Over 600,000 new cases of deep venous thrombosis are diagnosed each year, with a mortality rate of 1%. Blood clots can form in the deep veins of the arms, legs, and pelvis. Clots are thought to form from any combination of stasis, hypercoagulable state, and vessel injury, known as Virchow’s Triad. Risk factors for DVT include smoking, medications (birth control pills), immobility, long airplane or car trips, hypercoagulable state (e.g. cancer), and traumatic venous injury. Symptoms of DVT include swelling, redness, and painful limb. Complications of DVT include pulmonary embolism (PE) – i.e. when the clot travels to the pulmonary arteries. Symptoms of PE include shortness of breath, chest pain, increased pulse rate, and bloody sputum. PE can be fatal in some cases.

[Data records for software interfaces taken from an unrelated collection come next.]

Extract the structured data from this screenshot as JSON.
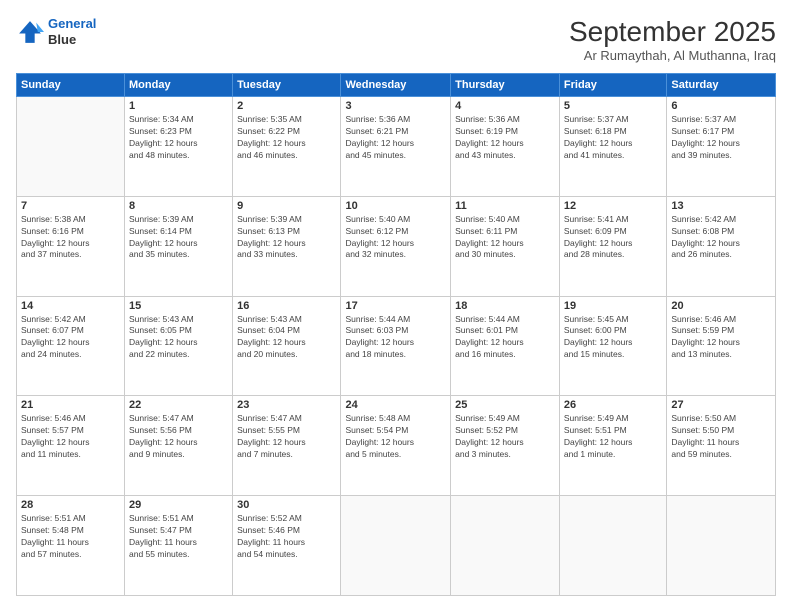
{
  "header": {
    "logo_line1": "General",
    "logo_line2": "Blue",
    "title": "September 2025",
    "subtitle": "Ar Rumaythah, Al Muthanna, Iraq"
  },
  "days_of_week": [
    "Sunday",
    "Monday",
    "Tuesday",
    "Wednesday",
    "Thursday",
    "Friday",
    "Saturday"
  ],
  "weeks": [
    [
      {
        "day": "",
        "info": ""
      },
      {
        "day": "1",
        "info": "Sunrise: 5:34 AM\nSunset: 6:23 PM\nDaylight: 12 hours\nand 48 minutes."
      },
      {
        "day": "2",
        "info": "Sunrise: 5:35 AM\nSunset: 6:22 PM\nDaylight: 12 hours\nand 46 minutes."
      },
      {
        "day": "3",
        "info": "Sunrise: 5:36 AM\nSunset: 6:21 PM\nDaylight: 12 hours\nand 45 minutes."
      },
      {
        "day": "4",
        "info": "Sunrise: 5:36 AM\nSunset: 6:19 PM\nDaylight: 12 hours\nand 43 minutes."
      },
      {
        "day": "5",
        "info": "Sunrise: 5:37 AM\nSunset: 6:18 PM\nDaylight: 12 hours\nand 41 minutes."
      },
      {
        "day": "6",
        "info": "Sunrise: 5:37 AM\nSunset: 6:17 PM\nDaylight: 12 hours\nand 39 minutes."
      }
    ],
    [
      {
        "day": "7",
        "info": "Sunrise: 5:38 AM\nSunset: 6:16 PM\nDaylight: 12 hours\nand 37 minutes."
      },
      {
        "day": "8",
        "info": "Sunrise: 5:39 AM\nSunset: 6:14 PM\nDaylight: 12 hours\nand 35 minutes."
      },
      {
        "day": "9",
        "info": "Sunrise: 5:39 AM\nSunset: 6:13 PM\nDaylight: 12 hours\nand 33 minutes."
      },
      {
        "day": "10",
        "info": "Sunrise: 5:40 AM\nSunset: 6:12 PM\nDaylight: 12 hours\nand 32 minutes."
      },
      {
        "day": "11",
        "info": "Sunrise: 5:40 AM\nSunset: 6:11 PM\nDaylight: 12 hours\nand 30 minutes."
      },
      {
        "day": "12",
        "info": "Sunrise: 5:41 AM\nSunset: 6:09 PM\nDaylight: 12 hours\nand 28 minutes."
      },
      {
        "day": "13",
        "info": "Sunrise: 5:42 AM\nSunset: 6:08 PM\nDaylight: 12 hours\nand 26 minutes."
      }
    ],
    [
      {
        "day": "14",
        "info": "Sunrise: 5:42 AM\nSunset: 6:07 PM\nDaylight: 12 hours\nand 24 minutes."
      },
      {
        "day": "15",
        "info": "Sunrise: 5:43 AM\nSunset: 6:05 PM\nDaylight: 12 hours\nand 22 minutes."
      },
      {
        "day": "16",
        "info": "Sunrise: 5:43 AM\nSunset: 6:04 PM\nDaylight: 12 hours\nand 20 minutes."
      },
      {
        "day": "17",
        "info": "Sunrise: 5:44 AM\nSunset: 6:03 PM\nDaylight: 12 hours\nand 18 minutes."
      },
      {
        "day": "18",
        "info": "Sunrise: 5:44 AM\nSunset: 6:01 PM\nDaylight: 12 hours\nand 16 minutes."
      },
      {
        "day": "19",
        "info": "Sunrise: 5:45 AM\nSunset: 6:00 PM\nDaylight: 12 hours\nand 15 minutes."
      },
      {
        "day": "20",
        "info": "Sunrise: 5:46 AM\nSunset: 5:59 PM\nDaylight: 12 hours\nand 13 minutes."
      }
    ],
    [
      {
        "day": "21",
        "info": "Sunrise: 5:46 AM\nSunset: 5:57 PM\nDaylight: 12 hours\nand 11 minutes."
      },
      {
        "day": "22",
        "info": "Sunrise: 5:47 AM\nSunset: 5:56 PM\nDaylight: 12 hours\nand 9 minutes."
      },
      {
        "day": "23",
        "info": "Sunrise: 5:47 AM\nSunset: 5:55 PM\nDaylight: 12 hours\nand 7 minutes."
      },
      {
        "day": "24",
        "info": "Sunrise: 5:48 AM\nSunset: 5:54 PM\nDaylight: 12 hours\nand 5 minutes."
      },
      {
        "day": "25",
        "info": "Sunrise: 5:49 AM\nSunset: 5:52 PM\nDaylight: 12 hours\nand 3 minutes."
      },
      {
        "day": "26",
        "info": "Sunrise: 5:49 AM\nSunset: 5:51 PM\nDaylight: 12 hours\nand 1 minute."
      },
      {
        "day": "27",
        "info": "Sunrise: 5:50 AM\nSunset: 5:50 PM\nDaylight: 11 hours\nand 59 minutes."
      }
    ],
    [
      {
        "day": "28",
        "info": "Sunrise: 5:51 AM\nSunset: 5:48 PM\nDaylight: 11 hours\nand 57 minutes."
      },
      {
        "day": "29",
        "info": "Sunrise: 5:51 AM\nSunset: 5:47 PM\nDaylight: 11 hours\nand 55 minutes."
      },
      {
        "day": "30",
        "info": "Sunrise: 5:52 AM\nSunset: 5:46 PM\nDaylight: 11 hours\nand 54 minutes."
      },
      {
        "day": "",
        "info": ""
      },
      {
        "day": "",
        "info": ""
      },
      {
        "day": "",
        "info": ""
      },
      {
        "day": "",
        "info": ""
      }
    ]
  ]
}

Post thrombophlebitic syndrome is an under recognized but more common side effect of DVT. Blood clots can lead to vein and venous valve damage in as short as eight weeks and can lead to abnormal blood pooling in the legs, known as PTPS. Up to 69-70% of patients may suffer from this long- term sequelae. Standard medical treatment of DVT is anticoagulation, which unfortunately does not actively dissolve clots but rather prevents additional clots from forming and allows the body to slowly dissolve the existing clot. Symptoms of abnormal pooling are similar to varicose veins and include chronic leg fatigue, swelling, and in extreme cases venous ulceration. Studies are now showing early and prompt removal of the clot via chemical and mechanical means can prevent post thrombophlebitic syndrome.